Housing has rarely had so high a profile as it has now. Rosemary Keczkes, Chair of the Law Society’s Housing Law Committee, outlines some current and upcoming issues, how the Law Society is responding - and how you could help.
Before 14 June 2017, housing was ascending the political agenda - but debate was largely about house prices and home ownership. Those of us working with landlords and tenants knew that there were huge issues about housing standards, security of tenure and rising homelessness, and about access to justice. But the rented sector has long been the Cinderella of the housing market.
Grenfell changed everything.
Within months, we had promises of a social housing green paper (‘the most substantial report of its kind for a generation’), dedicated housing courts for ‘faster, more effective, justice’, and - most recently - government’s volte face on support for Karen Buck MP’s Private Member’s Bill on Fitness for Human Habitation.
The Law Society, through the work of our Housing Law Committee (HLC), has long pursued improvements in the rented sector. The environment now is more receptive to our efforts - but to help us continue and expand our work, we need more members.

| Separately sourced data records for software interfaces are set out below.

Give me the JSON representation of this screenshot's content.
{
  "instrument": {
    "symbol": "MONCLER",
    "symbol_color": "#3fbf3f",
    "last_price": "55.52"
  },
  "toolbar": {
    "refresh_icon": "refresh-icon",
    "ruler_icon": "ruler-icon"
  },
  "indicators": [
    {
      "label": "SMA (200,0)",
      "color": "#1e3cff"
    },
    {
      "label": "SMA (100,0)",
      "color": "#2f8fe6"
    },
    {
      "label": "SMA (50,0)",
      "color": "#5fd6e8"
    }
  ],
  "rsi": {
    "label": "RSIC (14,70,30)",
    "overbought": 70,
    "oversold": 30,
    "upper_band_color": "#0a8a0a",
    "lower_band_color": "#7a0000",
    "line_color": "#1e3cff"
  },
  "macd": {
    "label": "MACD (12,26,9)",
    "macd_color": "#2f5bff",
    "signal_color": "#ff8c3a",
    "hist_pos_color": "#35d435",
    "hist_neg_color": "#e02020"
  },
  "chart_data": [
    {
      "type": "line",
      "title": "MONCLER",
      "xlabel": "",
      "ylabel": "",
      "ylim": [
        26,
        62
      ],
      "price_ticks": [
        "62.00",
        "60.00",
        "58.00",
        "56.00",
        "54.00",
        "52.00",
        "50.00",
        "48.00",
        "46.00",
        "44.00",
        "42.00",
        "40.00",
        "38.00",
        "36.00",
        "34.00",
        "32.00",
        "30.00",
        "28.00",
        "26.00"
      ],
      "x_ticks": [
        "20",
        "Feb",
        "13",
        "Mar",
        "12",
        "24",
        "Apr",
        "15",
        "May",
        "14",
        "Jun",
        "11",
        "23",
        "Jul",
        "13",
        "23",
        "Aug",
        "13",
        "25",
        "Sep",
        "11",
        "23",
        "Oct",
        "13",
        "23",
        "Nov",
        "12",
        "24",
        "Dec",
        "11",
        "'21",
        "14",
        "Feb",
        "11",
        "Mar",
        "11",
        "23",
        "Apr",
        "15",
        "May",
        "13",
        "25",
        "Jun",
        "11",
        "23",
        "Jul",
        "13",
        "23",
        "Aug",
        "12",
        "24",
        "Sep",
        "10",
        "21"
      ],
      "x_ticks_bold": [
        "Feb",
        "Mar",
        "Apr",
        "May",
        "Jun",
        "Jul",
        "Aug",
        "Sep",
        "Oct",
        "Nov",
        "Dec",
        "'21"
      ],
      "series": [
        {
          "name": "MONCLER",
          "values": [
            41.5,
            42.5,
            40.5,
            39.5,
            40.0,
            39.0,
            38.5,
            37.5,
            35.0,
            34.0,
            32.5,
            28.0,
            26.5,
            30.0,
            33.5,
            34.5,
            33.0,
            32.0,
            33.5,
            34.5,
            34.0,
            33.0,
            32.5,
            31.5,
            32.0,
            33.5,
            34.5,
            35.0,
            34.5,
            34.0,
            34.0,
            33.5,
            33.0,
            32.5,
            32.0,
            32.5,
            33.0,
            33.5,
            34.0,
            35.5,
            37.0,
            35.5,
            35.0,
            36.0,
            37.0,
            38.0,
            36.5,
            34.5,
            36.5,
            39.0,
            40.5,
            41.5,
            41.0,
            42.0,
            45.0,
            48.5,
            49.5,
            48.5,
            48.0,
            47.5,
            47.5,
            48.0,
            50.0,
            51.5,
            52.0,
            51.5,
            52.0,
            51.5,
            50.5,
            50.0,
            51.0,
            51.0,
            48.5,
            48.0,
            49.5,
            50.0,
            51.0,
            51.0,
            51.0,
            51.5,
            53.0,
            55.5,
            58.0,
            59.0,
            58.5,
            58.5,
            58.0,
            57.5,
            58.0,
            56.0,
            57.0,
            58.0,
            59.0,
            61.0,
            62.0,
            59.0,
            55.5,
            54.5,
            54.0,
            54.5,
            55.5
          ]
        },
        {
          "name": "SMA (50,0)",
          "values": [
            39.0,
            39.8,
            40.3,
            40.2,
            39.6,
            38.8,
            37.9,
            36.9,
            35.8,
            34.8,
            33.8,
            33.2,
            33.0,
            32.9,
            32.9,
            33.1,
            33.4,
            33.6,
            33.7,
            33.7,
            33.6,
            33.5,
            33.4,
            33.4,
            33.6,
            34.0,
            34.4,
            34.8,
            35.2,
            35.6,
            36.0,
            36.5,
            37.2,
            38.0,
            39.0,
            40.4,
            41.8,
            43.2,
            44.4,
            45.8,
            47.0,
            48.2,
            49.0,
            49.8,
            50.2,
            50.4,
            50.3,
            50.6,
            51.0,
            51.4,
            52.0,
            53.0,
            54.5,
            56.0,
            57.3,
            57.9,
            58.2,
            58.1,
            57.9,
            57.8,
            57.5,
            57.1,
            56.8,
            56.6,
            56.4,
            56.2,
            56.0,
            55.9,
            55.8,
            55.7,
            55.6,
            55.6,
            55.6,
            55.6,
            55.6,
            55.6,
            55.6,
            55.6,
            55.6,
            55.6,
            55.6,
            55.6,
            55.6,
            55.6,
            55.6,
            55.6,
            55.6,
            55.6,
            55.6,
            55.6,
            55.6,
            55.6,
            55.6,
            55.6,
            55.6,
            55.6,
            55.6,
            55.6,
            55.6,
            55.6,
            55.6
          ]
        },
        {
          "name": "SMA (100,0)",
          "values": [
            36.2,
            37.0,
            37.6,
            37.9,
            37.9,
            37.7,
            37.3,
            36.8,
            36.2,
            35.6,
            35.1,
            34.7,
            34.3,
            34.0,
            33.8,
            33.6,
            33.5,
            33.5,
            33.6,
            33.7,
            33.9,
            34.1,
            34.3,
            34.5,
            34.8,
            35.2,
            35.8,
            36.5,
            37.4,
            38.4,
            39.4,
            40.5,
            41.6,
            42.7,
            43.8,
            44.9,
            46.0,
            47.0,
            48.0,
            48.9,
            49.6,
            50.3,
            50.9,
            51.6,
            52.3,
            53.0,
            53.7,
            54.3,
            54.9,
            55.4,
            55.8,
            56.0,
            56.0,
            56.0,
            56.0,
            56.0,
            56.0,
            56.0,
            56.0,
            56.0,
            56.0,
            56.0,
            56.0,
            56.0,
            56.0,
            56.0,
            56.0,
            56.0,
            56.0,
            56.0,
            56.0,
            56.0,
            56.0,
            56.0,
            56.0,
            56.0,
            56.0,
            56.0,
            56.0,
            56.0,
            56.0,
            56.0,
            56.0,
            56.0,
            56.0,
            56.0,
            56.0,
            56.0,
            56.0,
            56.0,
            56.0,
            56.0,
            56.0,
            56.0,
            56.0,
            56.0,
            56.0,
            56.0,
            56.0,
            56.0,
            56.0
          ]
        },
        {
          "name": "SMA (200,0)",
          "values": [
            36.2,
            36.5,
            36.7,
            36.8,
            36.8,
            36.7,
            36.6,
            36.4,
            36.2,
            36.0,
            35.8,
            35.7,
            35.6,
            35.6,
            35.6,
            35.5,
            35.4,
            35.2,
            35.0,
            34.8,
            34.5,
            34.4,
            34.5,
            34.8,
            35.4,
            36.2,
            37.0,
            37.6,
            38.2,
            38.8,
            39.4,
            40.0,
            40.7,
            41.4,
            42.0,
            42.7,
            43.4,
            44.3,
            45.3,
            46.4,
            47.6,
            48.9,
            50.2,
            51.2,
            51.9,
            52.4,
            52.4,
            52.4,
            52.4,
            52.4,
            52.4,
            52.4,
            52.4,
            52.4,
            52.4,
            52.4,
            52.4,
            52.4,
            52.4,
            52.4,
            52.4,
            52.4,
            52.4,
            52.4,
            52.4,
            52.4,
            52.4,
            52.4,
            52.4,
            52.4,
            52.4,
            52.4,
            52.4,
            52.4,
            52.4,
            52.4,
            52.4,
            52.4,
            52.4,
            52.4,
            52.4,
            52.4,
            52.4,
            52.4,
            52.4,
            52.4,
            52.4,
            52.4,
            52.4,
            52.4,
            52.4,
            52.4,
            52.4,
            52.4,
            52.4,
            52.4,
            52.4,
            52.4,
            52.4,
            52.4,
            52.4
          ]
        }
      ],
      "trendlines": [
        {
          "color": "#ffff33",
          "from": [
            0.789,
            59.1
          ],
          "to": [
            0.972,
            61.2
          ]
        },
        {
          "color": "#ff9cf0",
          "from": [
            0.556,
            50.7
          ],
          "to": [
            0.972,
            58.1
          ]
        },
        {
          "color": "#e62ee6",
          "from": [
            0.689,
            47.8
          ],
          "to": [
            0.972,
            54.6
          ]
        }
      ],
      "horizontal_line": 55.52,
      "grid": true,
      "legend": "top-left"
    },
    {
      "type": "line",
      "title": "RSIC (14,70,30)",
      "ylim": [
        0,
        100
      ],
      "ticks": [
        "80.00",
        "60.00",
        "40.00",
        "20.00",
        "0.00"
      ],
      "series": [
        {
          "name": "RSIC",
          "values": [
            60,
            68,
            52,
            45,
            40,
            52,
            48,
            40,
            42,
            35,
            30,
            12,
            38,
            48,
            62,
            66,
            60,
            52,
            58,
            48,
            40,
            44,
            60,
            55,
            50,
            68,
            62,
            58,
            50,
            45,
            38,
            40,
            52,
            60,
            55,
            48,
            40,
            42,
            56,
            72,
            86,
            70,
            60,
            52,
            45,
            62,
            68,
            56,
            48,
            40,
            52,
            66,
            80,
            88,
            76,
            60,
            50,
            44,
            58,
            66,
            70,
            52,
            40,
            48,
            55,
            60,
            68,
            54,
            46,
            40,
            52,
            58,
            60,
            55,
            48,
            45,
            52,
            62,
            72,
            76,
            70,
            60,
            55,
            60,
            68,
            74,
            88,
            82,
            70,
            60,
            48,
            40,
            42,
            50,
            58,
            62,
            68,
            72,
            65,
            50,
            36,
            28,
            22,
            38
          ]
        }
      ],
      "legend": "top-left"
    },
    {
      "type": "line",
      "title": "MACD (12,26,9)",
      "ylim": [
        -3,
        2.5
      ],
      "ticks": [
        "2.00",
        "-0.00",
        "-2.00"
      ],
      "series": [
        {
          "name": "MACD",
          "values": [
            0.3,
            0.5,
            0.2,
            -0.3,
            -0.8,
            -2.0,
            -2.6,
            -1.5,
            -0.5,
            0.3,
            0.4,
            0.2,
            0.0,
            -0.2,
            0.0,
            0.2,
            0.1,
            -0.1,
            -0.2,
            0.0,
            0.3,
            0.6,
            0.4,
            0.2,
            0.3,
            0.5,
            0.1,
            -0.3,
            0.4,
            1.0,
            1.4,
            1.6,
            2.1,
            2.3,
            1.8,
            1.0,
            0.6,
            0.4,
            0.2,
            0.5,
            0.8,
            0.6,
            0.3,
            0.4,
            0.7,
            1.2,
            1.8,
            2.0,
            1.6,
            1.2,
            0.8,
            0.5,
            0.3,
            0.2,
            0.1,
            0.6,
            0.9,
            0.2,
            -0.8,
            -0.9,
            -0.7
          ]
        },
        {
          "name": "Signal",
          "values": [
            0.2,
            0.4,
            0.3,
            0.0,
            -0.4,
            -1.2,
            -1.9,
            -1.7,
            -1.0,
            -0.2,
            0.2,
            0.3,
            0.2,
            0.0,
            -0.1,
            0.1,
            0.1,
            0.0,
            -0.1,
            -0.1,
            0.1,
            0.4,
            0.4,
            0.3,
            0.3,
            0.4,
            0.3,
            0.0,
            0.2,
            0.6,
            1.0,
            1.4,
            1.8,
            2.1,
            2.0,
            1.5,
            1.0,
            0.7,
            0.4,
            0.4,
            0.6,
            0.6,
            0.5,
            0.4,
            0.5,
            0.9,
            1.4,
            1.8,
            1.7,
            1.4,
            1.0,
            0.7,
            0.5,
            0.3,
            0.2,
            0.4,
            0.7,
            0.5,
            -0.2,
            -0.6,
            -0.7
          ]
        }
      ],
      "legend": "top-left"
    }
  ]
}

The application period for Society committees is now open and will close on 13 April 2018 at 5pm. Applicants from across the sector are welcome and we are particularly keen to improve our representation among local authority lawyers and in Wales (where reform has advanced ahead of England in many regards).

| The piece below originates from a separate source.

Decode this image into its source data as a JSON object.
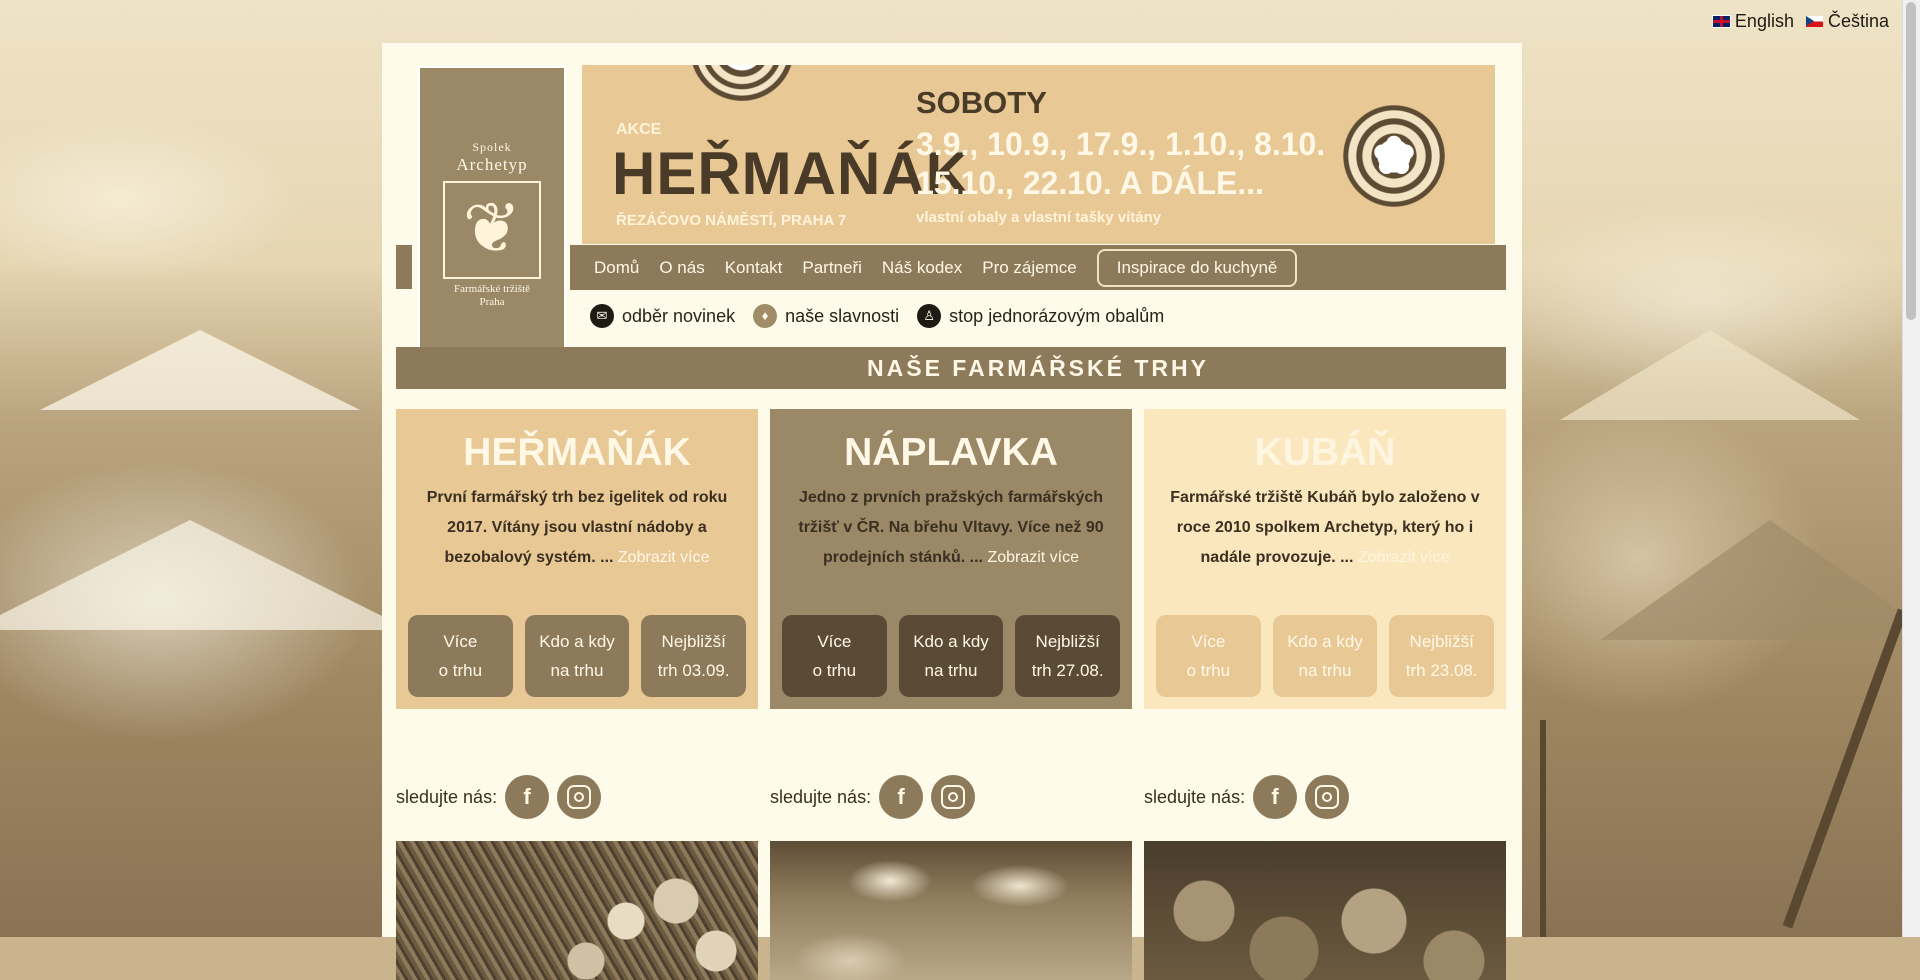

The work of the Committee is varied. We will engage with recent announcements as they take substantial form. More members would allow us to provide greater and more effective input.

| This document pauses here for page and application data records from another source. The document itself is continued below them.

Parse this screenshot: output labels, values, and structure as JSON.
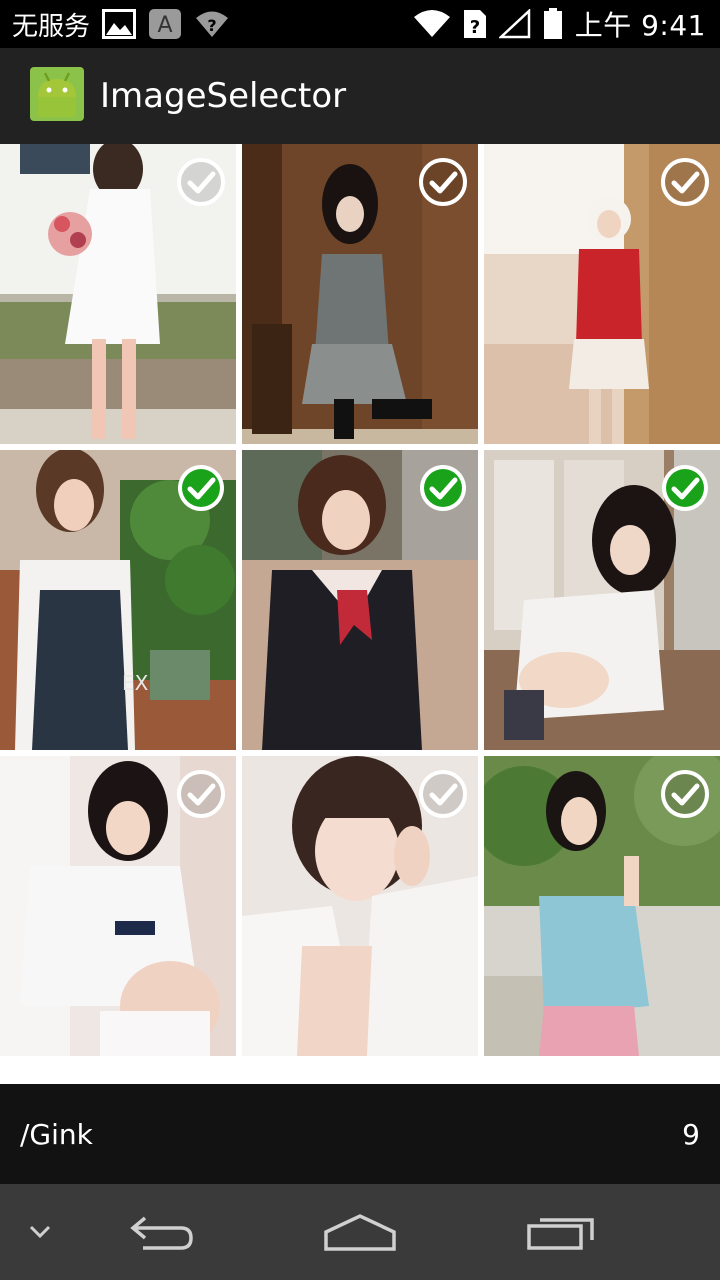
{
  "status_bar": {
    "carrier": "无服务",
    "time": "上午 9:41",
    "icons": [
      "image-icon",
      "a-notification-icon",
      "wifi-unknown-icon",
      "wifi-icon",
      "sim-unknown-icon",
      "signal-empty-icon",
      "battery-icon"
    ]
  },
  "action_bar": {
    "icon": "android-icon",
    "title": "ImageSelector"
  },
  "grid": {
    "images": [
      {
        "subject": "girl-white-dress-flowers",
        "selected": false
      },
      {
        "subject": "girl-dark-room-chair",
        "selected": false
      },
      {
        "subject": "girl-red-sweater-wall",
        "selected": false
      },
      {
        "subject": "girl-overalls-plant",
        "selected": true
      },
      {
        "subject": "girl-sailor-uniform",
        "selected": true
      },
      {
        "subject": "girl-sitting-window",
        "selected": true
      },
      {
        "subject": "girl-white-shirt-curtain",
        "selected": false
      },
      {
        "subject": "girl-white-fur",
        "selected": false
      },
      {
        "subject": "girl-blue-top-street",
        "selected": false
      }
    ]
  },
  "bottom_bar": {
    "folder": "/Gink",
    "count": "9"
  },
  "nav_bar": {
    "icons": [
      "chevron-down-icon",
      "back-icon",
      "home-icon",
      "recents-icon"
    ]
  },
  "colors": {
    "selected_check": "#1aa31a",
    "unselected_check": "#ffffff",
    "action_bar": "#222222",
    "bottom_bar": "#121212",
    "nav_bar": "#3a3a3a"
  }
}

Our work involves supporting reforms in parliament, such as on the recent Homelessness Reduction Bill (now Act) and the aforementioned Bill on Fitness for Human Habitation. We also delve into the important legal detail which can be so important in deciding whether well-intentioned legislation will work in practice.
Following enactment of the Homeless Reduction legislation, we provided detailed input to proposed guidance revisions for local authorities dealing with homelessness. Around half a dozen Committee members worked intensively - and with stakeholders - to get to grips with the specifics of the guidance and its likely effect on some of the most vulnerable in society when the Act takes effect in April. For example, we suggested improvements to the guidance for support victims of modern slavery, greater clarity on the use of section 21 notices, and updates to meaning and clarity following important cases such as Panayiotou (which addressed issues of vulnerability).
As the Act’s provisions come into force this year, we will monitor their effects and work to improve their operation if necessary. Likewise, we will continue engagement with the Homes (Fitness for Human Habitation and Liability for Housing Standards) Bill as it moves through parliament. The green paper and housing court proposals will also feature, alongside on-going support for Society work on legal aid and courts reform.
We work with others such as parliamentarians, officials and with other housing law professionals such as Shelter and the Housing Law Practitioners Association.
If you’d like more information on the work of the Committee, and what it’s like to be a member, please contact Sarah Richardson.